───── DATA FOR THIS EXERCISE

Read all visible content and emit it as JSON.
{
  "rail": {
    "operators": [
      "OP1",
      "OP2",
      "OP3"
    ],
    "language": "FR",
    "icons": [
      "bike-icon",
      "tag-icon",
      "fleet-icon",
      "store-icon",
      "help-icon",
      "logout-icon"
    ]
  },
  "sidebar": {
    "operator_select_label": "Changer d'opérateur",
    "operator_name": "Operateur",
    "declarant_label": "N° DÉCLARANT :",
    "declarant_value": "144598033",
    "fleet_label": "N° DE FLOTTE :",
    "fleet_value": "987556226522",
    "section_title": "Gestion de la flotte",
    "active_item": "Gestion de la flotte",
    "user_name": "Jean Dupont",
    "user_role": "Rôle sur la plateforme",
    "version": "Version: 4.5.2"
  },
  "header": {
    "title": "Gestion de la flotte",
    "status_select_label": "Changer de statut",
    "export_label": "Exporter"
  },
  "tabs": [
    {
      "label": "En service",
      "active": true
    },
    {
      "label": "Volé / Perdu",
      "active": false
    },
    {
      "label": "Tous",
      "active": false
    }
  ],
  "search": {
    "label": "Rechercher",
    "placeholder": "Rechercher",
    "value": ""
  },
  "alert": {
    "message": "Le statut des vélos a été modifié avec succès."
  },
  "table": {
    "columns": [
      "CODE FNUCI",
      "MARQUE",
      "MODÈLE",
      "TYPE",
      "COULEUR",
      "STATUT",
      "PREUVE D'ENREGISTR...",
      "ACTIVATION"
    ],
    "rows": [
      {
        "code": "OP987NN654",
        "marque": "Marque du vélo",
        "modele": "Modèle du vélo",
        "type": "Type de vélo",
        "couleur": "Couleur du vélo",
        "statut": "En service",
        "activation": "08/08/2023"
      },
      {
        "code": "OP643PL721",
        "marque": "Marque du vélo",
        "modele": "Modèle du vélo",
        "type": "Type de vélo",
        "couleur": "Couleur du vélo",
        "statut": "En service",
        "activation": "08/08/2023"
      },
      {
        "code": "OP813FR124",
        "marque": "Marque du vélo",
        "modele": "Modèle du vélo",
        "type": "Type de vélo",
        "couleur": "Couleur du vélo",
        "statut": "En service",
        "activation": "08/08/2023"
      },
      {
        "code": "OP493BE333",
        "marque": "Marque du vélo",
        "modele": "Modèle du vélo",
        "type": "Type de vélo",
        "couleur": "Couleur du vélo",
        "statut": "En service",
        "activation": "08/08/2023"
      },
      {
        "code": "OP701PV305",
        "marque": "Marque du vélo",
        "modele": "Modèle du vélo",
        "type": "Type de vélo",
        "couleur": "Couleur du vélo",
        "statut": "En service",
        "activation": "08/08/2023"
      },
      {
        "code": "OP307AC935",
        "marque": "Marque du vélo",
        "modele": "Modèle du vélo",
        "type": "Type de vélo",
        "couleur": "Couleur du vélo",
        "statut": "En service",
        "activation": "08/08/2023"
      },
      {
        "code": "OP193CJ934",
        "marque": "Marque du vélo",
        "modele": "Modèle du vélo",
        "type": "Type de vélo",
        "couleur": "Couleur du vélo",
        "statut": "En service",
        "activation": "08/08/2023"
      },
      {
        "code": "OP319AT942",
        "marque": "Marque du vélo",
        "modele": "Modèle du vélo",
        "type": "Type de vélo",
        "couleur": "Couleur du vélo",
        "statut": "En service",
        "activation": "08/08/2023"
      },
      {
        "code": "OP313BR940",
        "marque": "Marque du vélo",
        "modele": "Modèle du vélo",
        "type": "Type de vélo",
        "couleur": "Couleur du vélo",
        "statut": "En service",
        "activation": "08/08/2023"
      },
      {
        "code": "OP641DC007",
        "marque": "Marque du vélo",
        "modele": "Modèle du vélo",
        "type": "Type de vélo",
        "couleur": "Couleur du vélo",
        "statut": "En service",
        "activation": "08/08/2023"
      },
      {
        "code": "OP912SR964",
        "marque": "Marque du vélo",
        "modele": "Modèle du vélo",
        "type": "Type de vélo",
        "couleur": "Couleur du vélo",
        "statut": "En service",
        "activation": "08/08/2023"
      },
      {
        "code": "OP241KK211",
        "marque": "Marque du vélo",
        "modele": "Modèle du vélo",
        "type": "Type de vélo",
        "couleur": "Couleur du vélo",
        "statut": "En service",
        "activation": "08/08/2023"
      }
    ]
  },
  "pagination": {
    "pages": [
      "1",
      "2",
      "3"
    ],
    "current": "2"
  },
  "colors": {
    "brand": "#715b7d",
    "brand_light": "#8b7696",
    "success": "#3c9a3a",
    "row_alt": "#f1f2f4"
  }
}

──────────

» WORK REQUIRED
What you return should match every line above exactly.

» EXERCISE SOLUTION
Read all visible content and emit it as JSON.
{
  "rail": {
    "operators": [
      "OP1",
      "OP2",
      "OP3"
    ],
    "language": "FR",
    "icons": [
      "bike-icon",
      "tag-icon",
      "fleet-icon",
      "store-icon",
      "help-icon",
      "logout-icon"
    ]
  },
  "sidebar": {
    "operator_select_label": "Changer d'opérateur",
    "operator_name": "Operateur",
    "declarant_label": "N° DÉCLARANT :",
    "declarant_value": "144598033",
    "fleet_label": "N° DE FLOTTE :",
    "fleet_value": "987556226522",
    "section_title": "Gestion de la flotte",
    "active_item": "Gestion de la flotte",
    "user_name": "Jean Dupont",
    "user_role": "Rôle sur la plateforme",
    "version": "Version: 4.5.2"
  },
  "header": {
    "title": "Gestion de la flotte",
    "status_select_label": "Changer de statut",
    "export_label": "Exporter"
  },
  "tabs": [
    {
      "label": "En service",
      "active": true
    },
    {
      "label": "Volé / Perdu",
      "active": false
    },
    {
      "label": "Tous",
      "active": false
    }
  ],
  "search": {
    "label": "Rechercher",
    "placeholder": "Rechercher",
    "value": ""
  },
  "alert": {
    "message": "Le statut des vélos a été modifié avec succès."
  },
  "table": {
    "columns": [
      "CODE FNUCI",
      "MARQUE",
      "MODÈLE",
      "TYPE",
      "COULEUR",
      "STATUT",
      "PREUVE D'ENREGISTR...",
      "ACTIVATION"
    ],
    "rows": [
      {
        "code": "OP987NN654",
        "marque": "Marque du vélo",
        "modele": "Modèle du vélo",
        "type": "Type de vélo",
        "couleur": "Couleur du vélo",
        "statut": "En service",
        "activation": "08/08/2023"
      },
      {
        "code": "OP643PL721",
        "marque": "Marque du vélo",
        "modele": "Modèle du vélo",
        "type": "Type de vélo",
        "couleur": "Couleur du vélo",
        "statut": "En service",
        "activation": "08/08/2023"
      },
      {
        "code": "OP813FR124",
        "marque": "Marque du vélo",
        "modele": "Modèle du vélo",
        "type": "Type de vélo",
        "couleur": "Couleur du vélo",
        "statut": "En service",
        "activation": "08/08/2023"
      },
      {
        "code": "OP493BE333",
        "marque": "Marque du vélo",
        "modele": "Modèle du vélo",
        "type": "Type de vélo",
        "couleur": "Couleur du vélo",
        "statut": "En service",
        "activation": "08/08/2023"
      },
      {
        "code": "OP701PV305",
        "marque": "Marque du vélo",
        "modele": "Modèle du vélo",
        "type": "Type de vélo",
        "couleur": "Couleur du vélo",
        "statut": "En service",
        "activation": "08/08/2023"
      },
      {
        "code": "OP307AC935",
        "marque": "Marque du vélo",
        "modele": "Modèle du vélo",
        "type": "Type de vélo",
        "couleur": "Couleur du vélo",
        "statut": "En service",
        "activation": "08/08/2023"
      },
      {
        "code": "OP193CJ934",
        "marque": "Marque du vélo",
        "modele": "Modèle du vélo",
        "type": "Type de vélo",
        "couleur": "Couleur du vélo",
        "statut": "En service",
        "activation": "08/08/2023"
      },
      {
        "code": "OP319AT942",
        "marque": "Marque du vélo",
        "modele": "Modèle du vélo",
        "type": "Type de vélo",
        "couleur": "Couleur du vélo",
        "statut": "En service",
        "activation": "08/08/2023"
      },
      {
        "code": "OP313BR940",
        "marque": "Marque du vélo",
        "modele": "Modèle du vélo",
        "type": "Type de vélo",
        "couleur": "Couleur du vélo",
        "statut": "En service",
        "activation": "08/08/2023"
      },
      {
        "code": "OP641DC007",
        "marque": "Marque du vélo",
        "modele": "Modèle du vélo",
        "type": "Type de vélo",
        "couleur": "Couleur du vélo",
        "statut": "En service",
        "activation": "08/08/2023"
      },
      {
        "code": "OP912SR964",
        "marque": "Marque du vélo",
        "modele": "Modèle du vélo",
        "type": "Type de vélo",
        "couleur": "Couleur du vélo",
        "statut": "En service",
        "activation": "08/08/2023"
      },
      {
        "code": "OP241KK211",
        "marque": "Marque du vélo",
        "modele": "Modèle du vélo",
        "type": "Type de vélo",
        "couleur": "Couleur du vélo",
        "statut": "En service",
        "activation": "08/08/2023"
      }
    ]
  },
  "pagination": {
    "pages": [
      "1",
      "2",
      "3"
    ],
    "current": "2"
  },
  "colors": {
    "brand": "#715b7d",
    "brand_light": "#8b7696",
    "success": "#3c9a3a",
    "row_alt": "#f1f2f4"
  }
}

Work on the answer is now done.